Provide the number of lines of the records that include "subtitle", with no other content.
··· Exercise material ···
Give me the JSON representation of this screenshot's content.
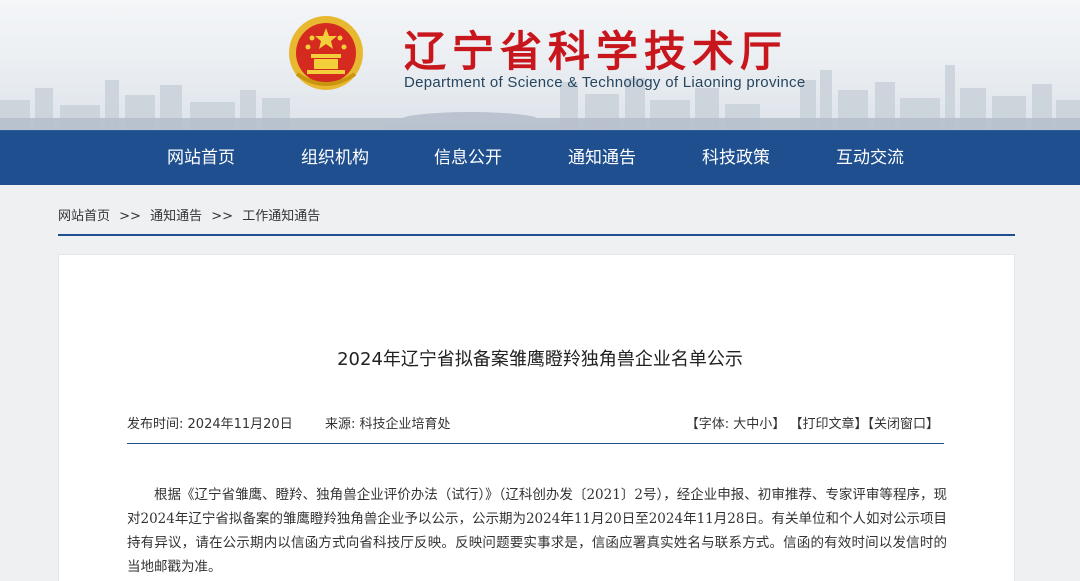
{
  "header": {
    "title": "辽宁省科学技术厅",
    "subtitle": "Department of Science & Technology of Liaoning province",
    "emblem_icon": "national-emblem-icon",
    "colors": {
      "title": "#c8161d",
      "subtitle": "#26465f"
    }
  },
  "nav": {
    "background": "#1f4f8e",
    "items": [
      {
        "label": "网站首页"
      },
      {
        "label": "组织机构"
      },
      {
        "label": "信息公开"
      },
      {
        "label": "通知通告"
      },
      {
        "label": "科技政策"
      },
      {
        "label": "互动交流"
      }
    ]
  },
  "breadcrumb": {
    "items": [
      "网站首页",
      "通知通告",
      "工作通知通告"
    ],
    "separator": ">>"
  },
  "article": {
    "title": "2024年辽宁省拟备案雏鹰瞪羚独角兽企业名单公示",
    "published_label": "发布时间:",
    "published_date": "2024年11月20日",
    "source_label": "来源:",
    "source": "科技企业培育处",
    "tools": {
      "font_label": "【字体:",
      "font_sizes": [
        "大",
        "中",
        "小"
      ],
      "font_close": "】",
      "print": "【打印文章】",
      "close": "【关闭窗口】"
    },
    "body": "根据《辽宁省雏鹰、瞪羚、独角兽企业评价办法（试行）》（辽科创办发〔2021〕2号），经企业申报、初审推荐、专家评审等程序，现对2024年辽宁省拟备案的雏鹰瞪羚独角兽企业予以公示，公示期为2024年11月20日至2024年11月28日。有关单位和个人如对公示项目持有异议，请在公示期内以信函方式向省科技厅反映。反映问题要实事求是，信函应署真实姓名与联系方式。信函的有效时间以发信时的当地邮戳为准。"
  }
}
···
**Exercise result**
2